It has been said that the lazy person always works the hardest. The reason is this: Lazy students simply want to get by. When the time comes for them to really show some substantial reason for why they are useful or worthy of good standing, they will have to work extremely hard to cover for the time they wasted on idle distractions.
In contrast, the diligent person has already been practicing and using knowledge and information useful to themselves and society. When they are called upon to demonstrate what they know, there is no great effort that is needed. They simply express themselves for who they have become as diligent students and practitioners of their craft.
It is this latter kind of student that we seek to develop. It is these kinds of values that we seek to promote. It is for this reason that we have tried to outline some areas of the “test prep” industry which are exceedingly inadequate. But how can the industry better deliver its values?
One core issue we have identified is that there is a mismatch between the importance of tests in our children’s lives and the meager dedication of practicing personnel in this industry. Let’ start with a story. Several years ago, I was purchasing the latest “innovations” in some popular test prep books at Barnes and Noble. The cashier looked at my intended “stow” and commented “I tried to get a job teaching this — just the math — but they would not let me until I scored 770 or better — it did not matter to them that I have my master’s in electrical engineering from Stanford.” Apparently, an advanced degree from a prestigious institution did not help this older fellow much to demonstrate mastery of the SAT mathematics sections— even after he got some “practice” with review books. Indeed, I wonder how many math professors at U.C. Berkeley would score above 770 on the math section if they tried without preparing. The industry screens instructors by unidimensional criteria, SAT score, without much consideration of other aspects. The most troubling point here is that the cashier with years of experiences in practicing quantitative skills and a sincere intention to teach math was denied the opportunity.
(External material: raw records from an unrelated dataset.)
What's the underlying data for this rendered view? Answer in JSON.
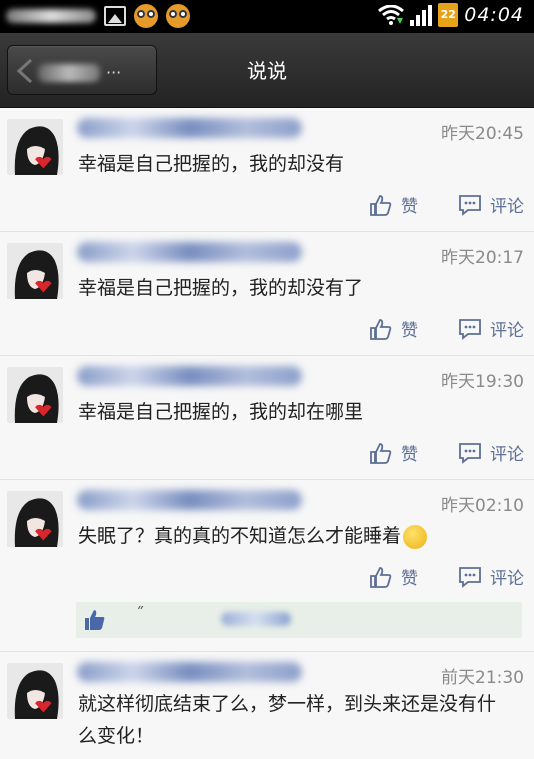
{
  "status_bar": {
    "icons": [
      "blurred-notification",
      "image-icon",
      "owl-app-icon",
      "owl-app-icon",
      "wifi-icon",
      "signal-icon"
    ],
    "battery": "22",
    "time": "04:04"
  },
  "header": {
    "back_label": "···",
    "title": "说说"
  },
  "posts": [
    {
      "time": "昨天20:45",
      "text": "幸福是自己把握的，我的却没有",
      "like_label": "赞",
      "comment_label": "评论"
    },
    {
      "time": "昨天20:17",
      "text": "幸福是自己把握的，我的却没有了",
      "like_label": "赞",
      "comment_label": "评论"
    },
    {
      "time": "昨天19:30",
      "text": "幸福是自己把握的，我的却在哪里",
      "like_label": "赞",
      "comment_label": "评论"
    },
    {
      "time": "昨天02:10",
      "text": "失眠了？真的真的不知道怎么才能睡着",
      "like_label": "赞",
      "comment_label": "评论",
      "liked_by_mark": "˝"
    },
    {
      "time": "前天21:30",
      "text": "就这样彻底结束了么，梦一样，到头来还是没有什么变化！"
    }
  ],
  "colors": {
    "title_bar": "#2b2b2b",
    "action_text": "#5d6f95",
    "time_text": "#8a8a8a",
    "battery": "#e7a21b",
    "like_bar": "#e8efe8"
  }
}
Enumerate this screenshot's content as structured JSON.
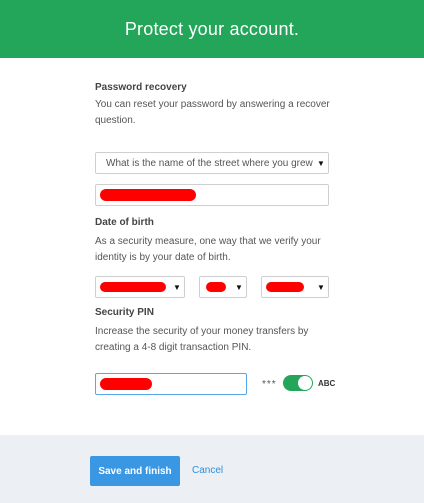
{
  "header": {
    "title": "Protect your account."
  },
  "password_recovery": {
    "title": "Password recovery",
    "description": "You can reset your password by answering a recover question.",
    "question_select": "What is the name of the street where you grew"
  },
  "dob": {
    "title": "Date of birth",
    "description": "As a security measure, one way that we verify your identity is by your date of birth."
  },
  "security_pin": {
    "title": "Security PIN",
    "description": "Increase the security of your money transfers by creating a 4-8 digit transaction PIN.",
    "mask_label": "***",
    "reveal_label": "ABC"
  },
  "footer": {
    "save_label": "Save and finish",
    "cancel_label": "Cancel"
  },
  "colors": {
    "header_green": "#24a65a",
    "primary_button": "#3a97e3",
    "link_blue": "#2f8fdf",
    "redaction_red": "#ff0000"
  }
}
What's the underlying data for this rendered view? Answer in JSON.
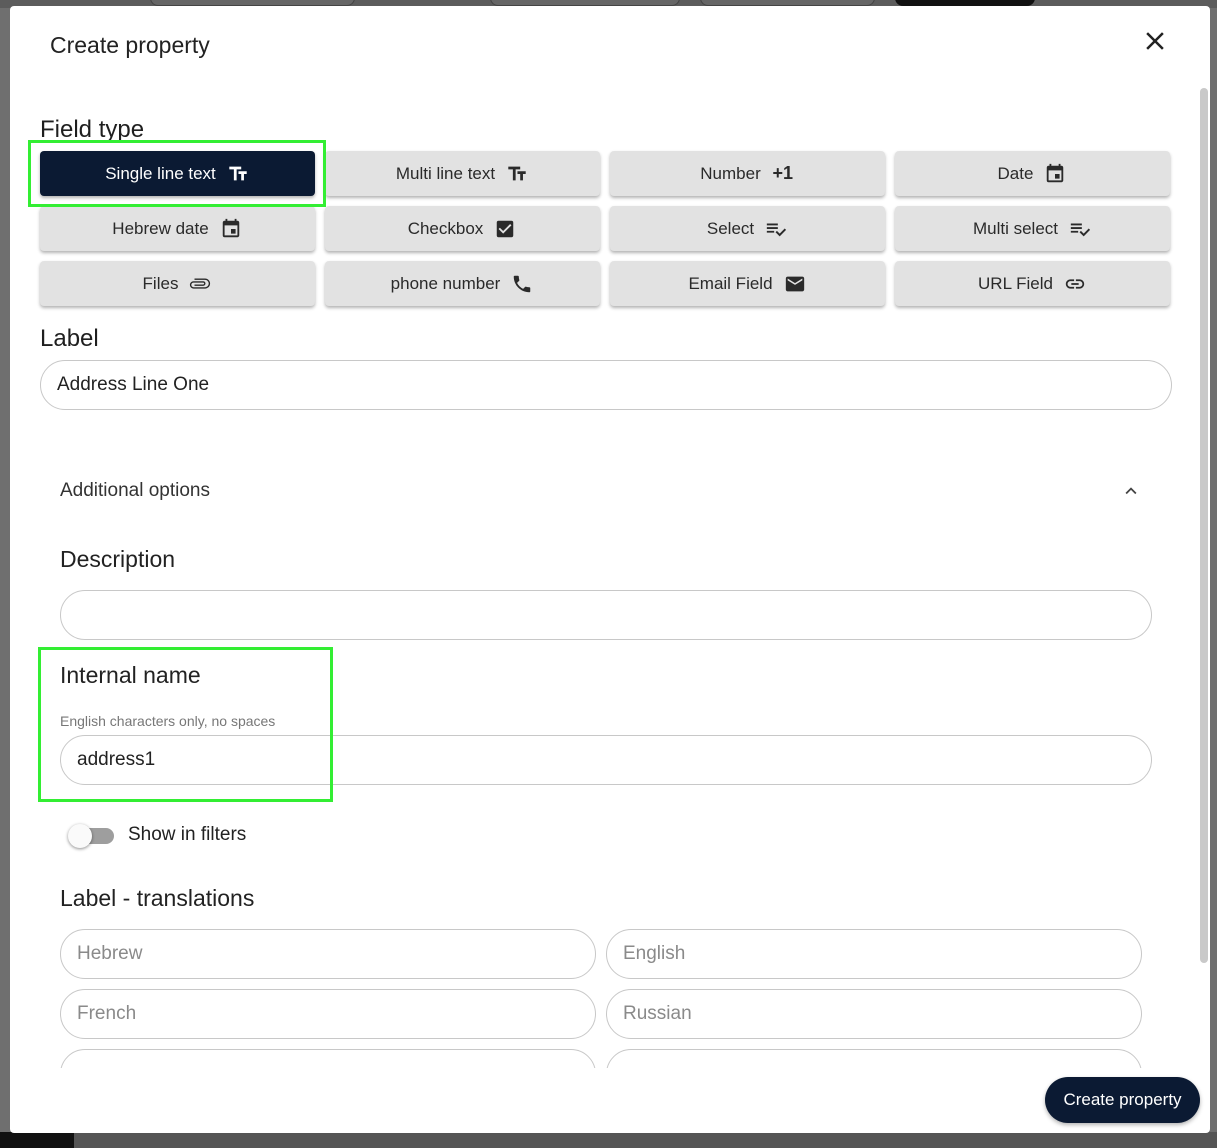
{
  "dialog": {
    "title": "Create property",
    "submit_label": "Create property"
  },
  "field_type": {
    "heading": "Field type",
    "selected": "Single line text",
    "options": [
      {
        "label": "Single line text",
        "icon": "text-fields-icon"
      },
      {
        "label": "Multi line text",
        "icon": "text-fields-icon"
      },
      {
        "label": "Number",
        "icon": "plus-one-icon",
        "icon_text": "+1"
      },
      {
        "label": "Date",
        "icon": "calendar-icon"
      },
      {
        "label": "Hebrew date",
        "icon": "calendar-icon"
      },
      {
        "label": "Checkbox",
        "icon": "checkbox-checked-icon"
      },
      {
        "label": "Select",
        "icon": "playlist-check-icon"
      },
      {
        "label": "Multi select",
        "icon": "playlist-check-icon"
      },
      {
        "label": "Files",
        "icon": "paperclip-icon"
      },
      {
        "label": "phone number",
        "icon": "phone-icon"
      },
      {
        "label": "Email Field",
        "icon": "mail-icon"
      },
      {
        "label": "URL Field",
        "icon": "link-icon"
      }
    ]
  },
  "label_field": {
    "heading": "Label",
    "value": "Address Line One"
  },
  "additional_options": {
    "title": "Additional options",
    "expanded": true,
    "description": {
      "heading": "Description",
      "value": ""
    },
    "internal_name": {
      "heading": "Internal name",
      "hint": "English characters only, no spaces",
      "value": "address1"
    },
    "show_in_filters": {
      "label": "Show in filters",
      "enabled": false
    },
    "translations": {
      "heading": "Label - translations",
      "fields": [
        {
          "placeholder": "Hebrew"
        },
        {
          "placeholder": "English"
        },
        {
          "placeholder": "French"
        },
        {
          "placeholder": "Russian"
        },
        {
          "placeholder": ""
        },
        {
          "placeholder": ""
        }
      ]
    }
  },
  "colors": {
    "primary": "#0b1a33",
    "highlight": "#33ee33",
    "button_bg": "#e2e2e2"
  }
}
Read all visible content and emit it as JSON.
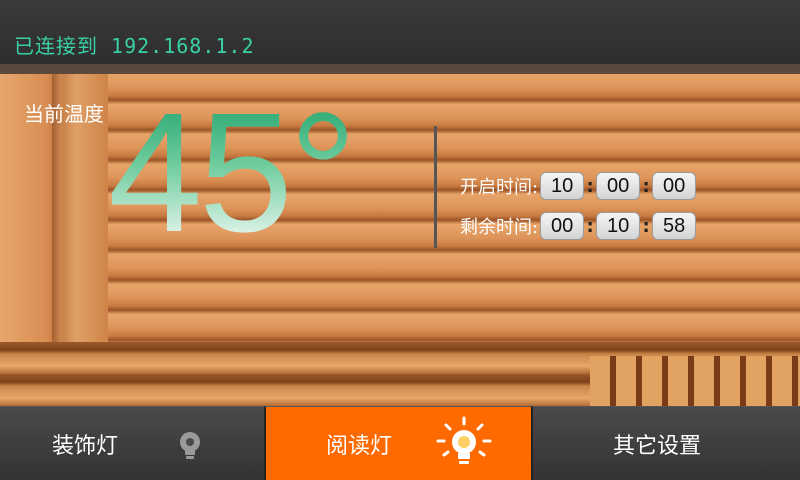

In the same way college admissions consultants need to take seriously the demands of their craft, a good test-prep firm must value things that are critical, novel and useful for the development of character-focused success. As such, they must also create an environment that is staffed by holistically oriented professional instructors. These kinds of instructors are career path members of a flourishing educational community — not gig performers for hire. As such their compensation is commensurate with their status and expertise. A positive reinforcement cycle instills meaning into their work, which in turn motivates them to better help our children. Meaning will transcend test-prep and make learning a real possibility through a firm’s contribution to the test-prep industry as those who teach our children to refocus on education from a holistic perspective.
Our instructors have the chance to help our kids think more about what they need to learn, who they may want to be, and how they can develop themselves. As parents, we will get the most out of this holistic “angel” if the test-prep industry can be changed. This is not a business plan, but more a critical analysis of the industry that shall guide how we will conduct ourselves in test-prep and tutoring. In closing this discussion, we want to say that all these issues we discussed above are the very reasons why we believe BEEC must address these issues as a provider of services within this industry. As President Obama chanted in his campaign: “Change we can believe in”, we also desire to bring about meaningful, useful and respectable changes in this industry which we all can indeed believe in. Yes, with all the preparation and thoughts we put into our service design, we believe that — “Yes, we can”.